Before I do, however, I want to reinforce that I strongly believe that the surest route to long-term investment success is simple: keep costs low, diversify broadly, and rely on broad market index funds. And the vast majority of my own portfolio reflects this belief. Let's call it my "smart money" account.
But I enjoy following the markets, and, like many of us, have a notion far back in a dark corner of my brain that I might just be smart enough to select a long-term winner or two. So I have a small (less than five percent) portion of my portfolio that I call my "fun money" account, in which I allow myself to try to do just that.

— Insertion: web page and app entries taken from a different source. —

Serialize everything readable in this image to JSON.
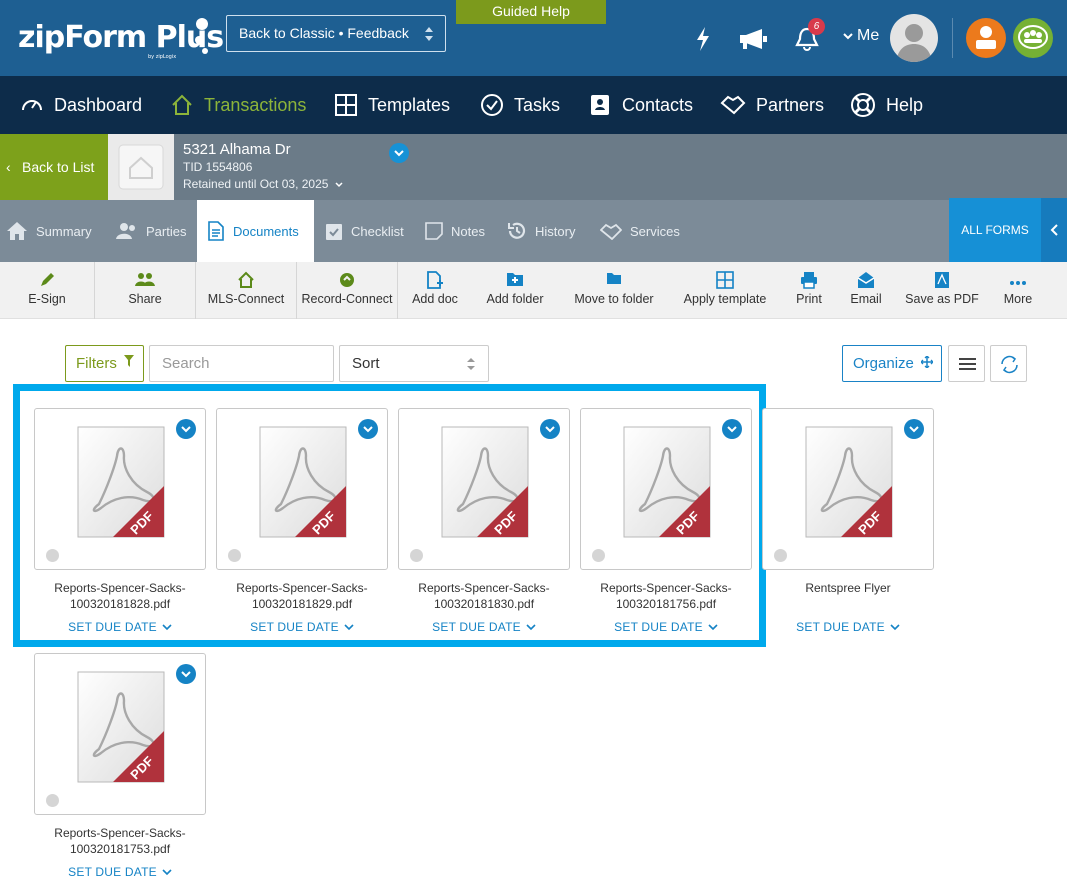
{
  "header": {
    "logo": "zipForm Plus",
    "logo_sub": "by zipLogix",
    "classic_label": "Back to Classic • Feedback",
    "guided_help": "Guided Help",
    "notification_count": "6",
    "me_label": "Me"
  },
  "nav": {
    "items": [
      {
        "label": "Dashboard",
        "icon": "gauge-icon"
      },
      {
        "label": "Transactions",
        "icon": "house-icon"
      },
      {
        "label": "Templates",
        "icon": "grid-icon"
      },
      {
        "label": "Tasks",
        "icon": "check-circle-icon"
      },
      {
        "label": "Contacts",
        "icon": "address-book-icon"
      },
      {
        "label": "Partners",
        "icon": "handshake-icon"
      },
      {
        "label": "Help",
        "icon": "lifebuoy-icon"
      }
    ],
    "active": "Transactions"
  },
  "transaction": {
    "back_label": "Back to List",
    "address": "5321 Alhama Dr",
    "tid": "TID 1554806",
    "retained": "Retained until Oct 03, 2025"
  },
  "tabs": {
    "items": [
      "Summary",
      "Parties",
      "Documents",
      "Checklist",
      "Notes",
      "History",
      "Services"
    ],
    "active": "Documents",
    "all_forms": "ALL FORMS"
  },
  "toolbar": {
    "items": [
      "E-Sign",
      "Share",
      "MLS-Connect",
      "Record-Connect",
      "Add doc",
      "Add folder",
      "Move to folder",
      "Apply template",
      "Print",
      "Email",
      "Save as PDF",
      "More"
    ]
  },
  "controls": {
    "filters_label": "Filters",
    "search_placeholder": "Search",
    "sort_label": "Sort",
    "organize_label": "Organize"
  },
  "documents": [
    {
      "name_line1": "Reports-Spencer-Sacks-",
      "name_line2": "100320181828.pdf",
      "due_label": "SET DUE DATE"
    },
    {
      "name_line1": "Reports-Spencer-Sacks-",
      "name_line2": "100320181829.pdf",
      "due_label": "SET DUE DATE"
    },
    {
      "name_line1": "Reports-Spencer-Sacks-",
      "name_line2": "100320181830.pdf",
      "due_label": "SET DUE DATE"
    },
    {
      "name_line1": "Reports-Spencer-Sacks-",
      "name_line2": "100320181756.pdf",
      "due_label": "SET DUE DATE"
    },
    {
      "name_line1": "Rentspree Flyer",
      "name_line2": "",
      "due_label": "SET DUE DATE"
    },
    {
      "name_line1": "Reports-Spencer-Sacks-",
      "name_line2": "100320181753.pdf",
      "due_label": "SET DUE DATE"
    }
  ],
  "pdf_badge": "PDF",
  "colors": {
    "header_blue": "#1e5f92",
    "nav_dark": "#0d2c4a",
    "accent_green": "#7da11b",
    "accent_blue": "#1583c5",
    "highlight": "#00a9ec"
  }
}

Whether you're searching for a fund because you have your own fun money account, or because you just don't buy the indexing philosophy, there are some screens you can apply to your search that may ever-so-modestly increase your odds of success.
Obviously the first thing you'll want to consider is expenses. A few months ago I wrote that investors should limit their search to funds with expense ratios that are 50 to 75 percent of their category averages, and that's as high as I'll go. I don't care how compelling a manager's track record is, the correlation between below-average costs and above-average returns is too strong to ignore. Keeping costs as low as possible is essential.
Secondly, I consider the manager. A long track record of relative success is important, certainly, but only part of what I look at. How much are they turning over their portfolio? Again, I look for a turnover rate that's about half the industry's average, which rules out any fund with a rate of more than 50 percent or so. Keeping turnover low keeps turnover expenses in check, and also minimizes any taxes I might owe.
I also like to read what the manager was telling shareholders during the rough patches. Over the long-term, there will inevitably be periods in which even the best fund managers struggle, so I go back and read the fund's annual reports for the years in which the fund performed poorly. In those times, I want someone who communicates clearly and candidly about what went wrong and why -- not excuses about how his or her brilliance was thwarted. To a certain extent this is subjective, but in my experience someone feeding you a line of, um, horsepucky, is much like Supreme Court Justice Potter Stewart's line about obscenity: it's hard to define, but I know it when I see it.
Finally, I consider the character of the fund organization: do they seem to consider themselves stewards of their investors' assets, or are their customers merely sheep to be fleeced? Here, actions speak far louder than words.
Do they bring out funds that seek to capitalize on the investment fad of the day, or do they stick to their own market niche? Do their funds' expense ratios fall as assets increase, or do they keep all the economies of scale to themselves? Do they let funds grow exponentially, maximizing their own revenue, or do they close them to protect current shareholders?
Fund closings are particularly illustrative of an organization's character. Obviously, fund managers are not big fans of closing their funds to new investors, because doing so deprives them of higher management fees. But closing a fund provides a great deal of protection to current shareholders, because the larger a fund gets, the smaller the universe of stocks that the manager can choose from. History is rife with funds that provided stellar returns when it was small and nimble, only to falter badly when assets swelled.
So while I'd never consider buying a fund from an organization that never closed a fund, neither would I purchase one from firms that announce fund closings weeks or months in advance. An announcement from a manager that they're closing a popular fund four or five weeks from now tells me one thing: they're trying to accumulate as many assets as possible in the interim to boost their revenues. If a fund needs to be closed to protect shareholders, the only proper thing to do is to close it immediately. Plain and simple.
No, I don't suffer from the delusion that the above criteria materially increase the odds of success in my fun money account. The screens above are simple common sense, and, honestly, they do nothing more than help you separate the managers who try to keep your interests in mind from those who are more worried about their own bottom line.
But even if you are able to identify managers whose motives are pure, the fact remains that, motives aside, their odds are success remain quite long. Which is why I'm not willing to bet the achievement of my long-term goals on my manager selection skills. But there's nothing wrong with having a bit of fun with a small portion of your account along the way, is there?
Image via Flickr user AmpamukA CC 2.0